● **ACTIVITY**: Please filter the listing below and copy out the lines that hold "JSON".

━━ INPUT MATERIAL ━━

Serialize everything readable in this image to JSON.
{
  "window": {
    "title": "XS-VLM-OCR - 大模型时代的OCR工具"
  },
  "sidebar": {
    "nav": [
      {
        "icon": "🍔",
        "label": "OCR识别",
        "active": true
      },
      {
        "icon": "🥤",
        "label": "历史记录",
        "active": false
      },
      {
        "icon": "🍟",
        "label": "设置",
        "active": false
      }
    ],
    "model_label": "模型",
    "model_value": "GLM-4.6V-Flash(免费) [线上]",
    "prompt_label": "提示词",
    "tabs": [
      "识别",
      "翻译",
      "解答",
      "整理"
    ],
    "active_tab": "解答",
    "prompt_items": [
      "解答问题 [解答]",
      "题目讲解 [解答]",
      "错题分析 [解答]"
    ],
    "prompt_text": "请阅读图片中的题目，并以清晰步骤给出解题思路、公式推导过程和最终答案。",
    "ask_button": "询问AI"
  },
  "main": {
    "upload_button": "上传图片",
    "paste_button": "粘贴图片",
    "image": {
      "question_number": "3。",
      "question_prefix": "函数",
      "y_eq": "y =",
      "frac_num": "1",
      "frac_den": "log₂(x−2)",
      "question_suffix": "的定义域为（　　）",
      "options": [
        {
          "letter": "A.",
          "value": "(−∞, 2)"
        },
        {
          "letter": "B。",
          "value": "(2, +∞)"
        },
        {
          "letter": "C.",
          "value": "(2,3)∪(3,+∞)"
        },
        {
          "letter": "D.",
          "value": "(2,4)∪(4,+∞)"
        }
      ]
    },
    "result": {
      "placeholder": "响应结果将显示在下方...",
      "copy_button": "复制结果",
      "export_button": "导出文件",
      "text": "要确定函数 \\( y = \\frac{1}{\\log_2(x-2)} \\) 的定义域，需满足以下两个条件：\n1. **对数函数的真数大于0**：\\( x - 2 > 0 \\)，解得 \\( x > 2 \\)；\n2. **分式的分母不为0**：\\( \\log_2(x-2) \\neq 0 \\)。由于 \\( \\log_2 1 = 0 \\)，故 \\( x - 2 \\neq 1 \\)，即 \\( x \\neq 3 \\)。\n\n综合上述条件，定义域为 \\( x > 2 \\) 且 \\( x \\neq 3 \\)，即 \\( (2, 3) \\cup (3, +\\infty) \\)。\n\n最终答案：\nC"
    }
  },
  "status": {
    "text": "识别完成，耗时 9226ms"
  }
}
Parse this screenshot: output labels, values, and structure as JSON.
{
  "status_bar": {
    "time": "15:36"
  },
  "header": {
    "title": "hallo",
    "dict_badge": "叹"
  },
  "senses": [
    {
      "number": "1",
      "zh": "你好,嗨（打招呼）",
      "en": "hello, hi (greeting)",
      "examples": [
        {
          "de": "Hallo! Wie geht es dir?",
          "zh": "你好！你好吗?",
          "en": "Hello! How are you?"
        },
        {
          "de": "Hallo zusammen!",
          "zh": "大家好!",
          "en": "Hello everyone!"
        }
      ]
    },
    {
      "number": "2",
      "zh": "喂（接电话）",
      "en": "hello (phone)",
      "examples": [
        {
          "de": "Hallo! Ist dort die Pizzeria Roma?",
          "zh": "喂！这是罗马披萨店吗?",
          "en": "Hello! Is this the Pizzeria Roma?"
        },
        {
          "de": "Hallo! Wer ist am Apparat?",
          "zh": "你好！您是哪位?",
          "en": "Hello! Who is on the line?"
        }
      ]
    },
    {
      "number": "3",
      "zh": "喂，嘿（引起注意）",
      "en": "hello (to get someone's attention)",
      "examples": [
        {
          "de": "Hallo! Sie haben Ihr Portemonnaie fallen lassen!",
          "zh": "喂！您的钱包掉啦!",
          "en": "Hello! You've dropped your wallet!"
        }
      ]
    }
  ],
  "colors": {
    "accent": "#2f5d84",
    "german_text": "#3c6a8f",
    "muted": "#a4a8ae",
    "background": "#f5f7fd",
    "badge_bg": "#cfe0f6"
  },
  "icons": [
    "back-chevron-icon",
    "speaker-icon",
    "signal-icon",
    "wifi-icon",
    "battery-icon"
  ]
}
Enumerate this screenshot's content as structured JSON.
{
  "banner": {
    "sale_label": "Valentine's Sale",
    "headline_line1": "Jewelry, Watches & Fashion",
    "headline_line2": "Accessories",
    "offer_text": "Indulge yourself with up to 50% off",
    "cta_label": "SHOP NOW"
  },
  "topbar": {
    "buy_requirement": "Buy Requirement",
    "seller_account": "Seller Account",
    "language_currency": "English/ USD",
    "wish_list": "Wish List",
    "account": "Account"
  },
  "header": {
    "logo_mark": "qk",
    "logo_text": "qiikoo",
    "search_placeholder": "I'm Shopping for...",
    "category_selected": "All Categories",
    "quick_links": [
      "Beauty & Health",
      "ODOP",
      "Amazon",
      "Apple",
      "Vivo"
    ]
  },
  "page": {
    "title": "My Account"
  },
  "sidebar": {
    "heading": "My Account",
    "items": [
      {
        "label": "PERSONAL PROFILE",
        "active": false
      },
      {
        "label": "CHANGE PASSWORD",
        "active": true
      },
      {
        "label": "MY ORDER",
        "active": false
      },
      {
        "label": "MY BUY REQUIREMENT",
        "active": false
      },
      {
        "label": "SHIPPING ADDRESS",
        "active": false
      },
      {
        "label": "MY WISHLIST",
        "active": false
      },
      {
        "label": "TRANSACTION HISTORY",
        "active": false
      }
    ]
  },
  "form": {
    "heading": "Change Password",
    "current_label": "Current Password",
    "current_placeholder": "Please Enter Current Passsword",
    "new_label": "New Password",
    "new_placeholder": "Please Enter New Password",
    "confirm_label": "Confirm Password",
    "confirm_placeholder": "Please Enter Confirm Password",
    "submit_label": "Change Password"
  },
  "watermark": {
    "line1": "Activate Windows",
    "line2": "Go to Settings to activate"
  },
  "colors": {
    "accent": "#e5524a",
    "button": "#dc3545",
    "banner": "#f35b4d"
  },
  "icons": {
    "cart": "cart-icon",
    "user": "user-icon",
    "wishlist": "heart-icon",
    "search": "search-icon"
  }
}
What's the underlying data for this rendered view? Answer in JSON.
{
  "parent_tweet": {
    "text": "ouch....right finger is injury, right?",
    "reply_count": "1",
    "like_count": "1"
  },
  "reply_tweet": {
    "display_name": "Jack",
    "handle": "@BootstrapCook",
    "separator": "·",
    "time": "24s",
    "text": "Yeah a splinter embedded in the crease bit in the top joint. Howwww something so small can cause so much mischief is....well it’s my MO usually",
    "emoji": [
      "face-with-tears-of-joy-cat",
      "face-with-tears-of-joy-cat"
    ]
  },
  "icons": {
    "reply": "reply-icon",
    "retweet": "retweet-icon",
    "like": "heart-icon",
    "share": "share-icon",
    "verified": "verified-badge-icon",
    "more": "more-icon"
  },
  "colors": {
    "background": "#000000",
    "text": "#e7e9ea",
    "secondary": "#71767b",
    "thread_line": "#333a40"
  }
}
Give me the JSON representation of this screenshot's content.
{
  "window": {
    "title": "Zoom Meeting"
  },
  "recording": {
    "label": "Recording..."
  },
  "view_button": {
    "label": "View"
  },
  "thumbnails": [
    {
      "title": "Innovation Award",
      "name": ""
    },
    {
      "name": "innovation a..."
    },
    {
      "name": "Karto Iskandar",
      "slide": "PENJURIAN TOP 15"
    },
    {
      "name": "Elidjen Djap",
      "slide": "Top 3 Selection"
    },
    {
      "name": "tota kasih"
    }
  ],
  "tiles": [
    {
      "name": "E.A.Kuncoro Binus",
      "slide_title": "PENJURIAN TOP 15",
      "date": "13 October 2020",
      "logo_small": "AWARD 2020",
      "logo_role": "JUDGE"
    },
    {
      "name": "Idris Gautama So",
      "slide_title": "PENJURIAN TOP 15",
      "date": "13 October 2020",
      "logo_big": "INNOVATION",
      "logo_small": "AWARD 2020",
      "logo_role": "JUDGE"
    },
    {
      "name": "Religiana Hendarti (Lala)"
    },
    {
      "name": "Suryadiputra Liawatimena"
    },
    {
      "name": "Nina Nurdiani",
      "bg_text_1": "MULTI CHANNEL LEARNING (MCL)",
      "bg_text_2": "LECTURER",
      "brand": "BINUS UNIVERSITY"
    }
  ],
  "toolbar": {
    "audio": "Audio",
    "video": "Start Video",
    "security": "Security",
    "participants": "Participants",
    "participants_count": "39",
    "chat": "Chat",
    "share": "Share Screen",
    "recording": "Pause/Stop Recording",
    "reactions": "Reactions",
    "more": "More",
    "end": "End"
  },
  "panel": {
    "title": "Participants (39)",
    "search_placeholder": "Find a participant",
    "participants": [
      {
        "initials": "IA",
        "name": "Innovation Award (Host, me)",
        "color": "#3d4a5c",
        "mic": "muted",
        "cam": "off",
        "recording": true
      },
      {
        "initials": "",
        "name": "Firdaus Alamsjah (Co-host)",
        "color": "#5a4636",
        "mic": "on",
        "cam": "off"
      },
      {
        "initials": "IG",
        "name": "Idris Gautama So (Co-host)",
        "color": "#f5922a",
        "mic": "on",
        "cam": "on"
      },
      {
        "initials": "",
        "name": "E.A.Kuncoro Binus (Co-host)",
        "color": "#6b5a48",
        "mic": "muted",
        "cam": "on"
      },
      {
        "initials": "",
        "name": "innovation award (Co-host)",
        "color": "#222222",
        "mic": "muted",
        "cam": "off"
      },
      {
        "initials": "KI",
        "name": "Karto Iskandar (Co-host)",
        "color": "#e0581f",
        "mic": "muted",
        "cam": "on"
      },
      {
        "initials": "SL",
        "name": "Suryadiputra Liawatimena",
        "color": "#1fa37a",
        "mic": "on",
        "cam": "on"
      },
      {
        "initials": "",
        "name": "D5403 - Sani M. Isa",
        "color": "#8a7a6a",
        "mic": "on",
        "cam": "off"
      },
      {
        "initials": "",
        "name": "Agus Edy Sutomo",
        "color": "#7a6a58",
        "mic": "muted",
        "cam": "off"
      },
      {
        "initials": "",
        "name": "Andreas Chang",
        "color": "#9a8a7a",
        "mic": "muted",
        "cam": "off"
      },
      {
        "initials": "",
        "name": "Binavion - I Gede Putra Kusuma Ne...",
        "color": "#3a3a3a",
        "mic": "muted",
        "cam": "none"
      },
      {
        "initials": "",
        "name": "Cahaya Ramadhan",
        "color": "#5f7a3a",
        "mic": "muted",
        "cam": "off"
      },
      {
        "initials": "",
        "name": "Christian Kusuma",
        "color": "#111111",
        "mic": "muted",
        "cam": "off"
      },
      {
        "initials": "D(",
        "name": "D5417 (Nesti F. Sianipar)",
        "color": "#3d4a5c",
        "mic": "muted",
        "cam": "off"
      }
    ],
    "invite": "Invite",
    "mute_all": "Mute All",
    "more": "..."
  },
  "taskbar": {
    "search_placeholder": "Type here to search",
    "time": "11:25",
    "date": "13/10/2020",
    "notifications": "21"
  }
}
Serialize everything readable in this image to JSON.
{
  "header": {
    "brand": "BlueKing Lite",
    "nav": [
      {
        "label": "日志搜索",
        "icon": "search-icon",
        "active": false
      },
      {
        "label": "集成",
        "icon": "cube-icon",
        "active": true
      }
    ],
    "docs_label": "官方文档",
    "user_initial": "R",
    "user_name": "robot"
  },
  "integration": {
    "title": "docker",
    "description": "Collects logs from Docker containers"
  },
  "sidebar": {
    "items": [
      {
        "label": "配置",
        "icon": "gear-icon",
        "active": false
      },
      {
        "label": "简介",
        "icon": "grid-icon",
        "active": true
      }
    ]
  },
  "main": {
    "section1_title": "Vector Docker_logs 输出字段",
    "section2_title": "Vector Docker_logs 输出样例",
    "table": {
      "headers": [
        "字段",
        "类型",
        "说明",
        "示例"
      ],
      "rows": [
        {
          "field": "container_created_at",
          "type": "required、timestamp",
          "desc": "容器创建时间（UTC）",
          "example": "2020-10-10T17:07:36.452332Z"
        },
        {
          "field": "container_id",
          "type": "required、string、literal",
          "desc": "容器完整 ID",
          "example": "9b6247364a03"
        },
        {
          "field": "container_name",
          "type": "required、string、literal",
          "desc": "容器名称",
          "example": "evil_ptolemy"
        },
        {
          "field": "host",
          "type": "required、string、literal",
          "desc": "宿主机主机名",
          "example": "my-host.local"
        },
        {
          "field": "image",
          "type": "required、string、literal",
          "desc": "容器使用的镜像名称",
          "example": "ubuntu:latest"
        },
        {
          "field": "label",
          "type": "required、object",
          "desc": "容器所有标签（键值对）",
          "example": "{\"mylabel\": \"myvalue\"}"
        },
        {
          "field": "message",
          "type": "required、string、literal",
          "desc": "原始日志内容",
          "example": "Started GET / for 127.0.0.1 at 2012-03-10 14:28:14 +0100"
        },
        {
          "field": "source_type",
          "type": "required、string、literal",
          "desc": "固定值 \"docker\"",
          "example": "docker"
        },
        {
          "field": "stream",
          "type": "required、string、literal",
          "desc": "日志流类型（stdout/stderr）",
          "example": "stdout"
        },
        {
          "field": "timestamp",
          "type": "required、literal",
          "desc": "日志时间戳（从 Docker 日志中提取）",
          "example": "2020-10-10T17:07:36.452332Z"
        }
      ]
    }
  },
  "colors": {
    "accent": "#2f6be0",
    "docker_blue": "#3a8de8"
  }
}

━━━

● **OUTPUT OF THE TASK**:
Serialize everything readable in this image to JSON.
Parse this screenshot: output labels, values, and structure as JSON.
Enumerate this screenshot's content as structured JSON.
What's the underlying data for this rendered view? Answer in JSON.
Give me the JSON representation of this screenshot's content.
Serialize everything readable in this image to JSON.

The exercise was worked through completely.